Conceptually, Battle of the Linguist Mages asks a lot from its readers, which I found to be both a weakness and a strength. You need a lot of faith in the story and its characters to follow Isobel as she zig-zags from video game tester to marketing executive to linguist prodigy to anarchist rebel to an actual goddess, and sometimes that faith is not easy to sustain. But the holes in the tapestry also allow for fun speculation that gives the novel a life outside of its own pages, encouraging you to develop your own theories and ideas. 

Some questions Moore leaves to us: What exactly is the logosphere? Moore is vague in his descriptions beyond the fact that it is where all human ideas and creativity have accumulated, and in the looseness of his descriptions you can outfit your own epic space battles and highways to 2001: A Space Odyssey-type monoliths.
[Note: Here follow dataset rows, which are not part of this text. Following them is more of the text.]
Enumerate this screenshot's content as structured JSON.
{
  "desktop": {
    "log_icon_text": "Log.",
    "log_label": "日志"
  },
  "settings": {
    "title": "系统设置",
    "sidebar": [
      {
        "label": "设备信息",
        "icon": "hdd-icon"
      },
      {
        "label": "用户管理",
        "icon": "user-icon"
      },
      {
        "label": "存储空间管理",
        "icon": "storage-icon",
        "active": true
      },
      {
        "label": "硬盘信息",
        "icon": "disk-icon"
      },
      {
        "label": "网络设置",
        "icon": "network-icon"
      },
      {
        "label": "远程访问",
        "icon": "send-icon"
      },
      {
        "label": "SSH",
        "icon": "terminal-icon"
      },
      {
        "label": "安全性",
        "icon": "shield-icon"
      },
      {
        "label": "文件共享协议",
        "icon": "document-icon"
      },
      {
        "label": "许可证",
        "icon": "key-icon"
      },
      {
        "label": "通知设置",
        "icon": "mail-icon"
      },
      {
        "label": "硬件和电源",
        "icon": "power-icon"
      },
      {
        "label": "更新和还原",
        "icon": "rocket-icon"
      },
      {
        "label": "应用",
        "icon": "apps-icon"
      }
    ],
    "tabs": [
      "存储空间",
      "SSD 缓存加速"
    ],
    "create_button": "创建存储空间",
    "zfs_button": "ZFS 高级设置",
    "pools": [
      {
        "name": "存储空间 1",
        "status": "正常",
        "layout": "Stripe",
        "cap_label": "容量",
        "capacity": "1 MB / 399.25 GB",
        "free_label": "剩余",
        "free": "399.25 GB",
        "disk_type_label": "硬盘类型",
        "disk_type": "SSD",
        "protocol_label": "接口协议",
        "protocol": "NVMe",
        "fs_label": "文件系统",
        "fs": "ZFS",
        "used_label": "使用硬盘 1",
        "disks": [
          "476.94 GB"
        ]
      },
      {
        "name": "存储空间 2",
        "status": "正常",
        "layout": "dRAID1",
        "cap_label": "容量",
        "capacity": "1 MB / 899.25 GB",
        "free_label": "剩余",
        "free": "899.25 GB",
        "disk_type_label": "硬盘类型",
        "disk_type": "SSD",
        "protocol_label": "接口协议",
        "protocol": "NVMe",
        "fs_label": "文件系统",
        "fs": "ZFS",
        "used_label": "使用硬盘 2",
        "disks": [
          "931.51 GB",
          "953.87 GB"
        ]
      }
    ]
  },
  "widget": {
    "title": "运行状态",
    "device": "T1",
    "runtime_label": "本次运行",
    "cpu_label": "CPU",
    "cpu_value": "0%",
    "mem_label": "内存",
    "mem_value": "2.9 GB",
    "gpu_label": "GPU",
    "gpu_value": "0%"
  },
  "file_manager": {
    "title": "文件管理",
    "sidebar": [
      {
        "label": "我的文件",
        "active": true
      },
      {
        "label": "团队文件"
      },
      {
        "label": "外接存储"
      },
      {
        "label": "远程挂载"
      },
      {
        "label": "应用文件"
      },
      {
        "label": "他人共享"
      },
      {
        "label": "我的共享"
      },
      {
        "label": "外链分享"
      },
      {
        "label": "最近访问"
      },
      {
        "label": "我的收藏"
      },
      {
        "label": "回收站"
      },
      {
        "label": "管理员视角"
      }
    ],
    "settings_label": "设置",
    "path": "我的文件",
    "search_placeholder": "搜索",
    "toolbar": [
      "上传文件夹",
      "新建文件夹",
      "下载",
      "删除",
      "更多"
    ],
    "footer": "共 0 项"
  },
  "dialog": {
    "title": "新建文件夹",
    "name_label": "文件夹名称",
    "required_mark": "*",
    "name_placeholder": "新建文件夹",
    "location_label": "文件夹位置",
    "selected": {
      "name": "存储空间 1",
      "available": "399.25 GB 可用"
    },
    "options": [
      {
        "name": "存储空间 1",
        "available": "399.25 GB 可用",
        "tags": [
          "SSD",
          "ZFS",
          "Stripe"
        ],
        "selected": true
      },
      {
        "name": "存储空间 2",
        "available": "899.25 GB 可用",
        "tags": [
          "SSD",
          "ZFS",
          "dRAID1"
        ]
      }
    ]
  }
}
Why does Violet Parker, Empress of California, choose to overthrow the US government? She is painted as a merciless supervillain with surprisingly understandable motives as she implements socialized medicine and redistributes profits from Apple, Google, and Facebook to create a universal basic income for her citizens. Why is Alexander Reece so hell-bent on becoming a god? Why is there a mega-church with thousands of followers that believes in Gorvod the lizard god? Who is the Auditor, and how was this entity able to trigger the apocalypse? I could list many more questions. My point is that the answers are probably whatever you want them to be, because that’s pretty much how Moore writes this story, and that’s all a part of the fun.

Battle of the Linguist Mages, like the roller coaster it is, has its ups and downs. But chief among its strengths is its amazing creativity, which knits together a sparkling, glittering quilt of insane events and mind-bending concepts, making this read quite the epic journey. There are, however, quite a few major events, concepts, and characters that remain tragically unexplained or underdeveloped, but these also speak to the enormous potential of the novel’s ideas: quirky and extravagant, Battle of the Linguist Mages leaves you wanting more.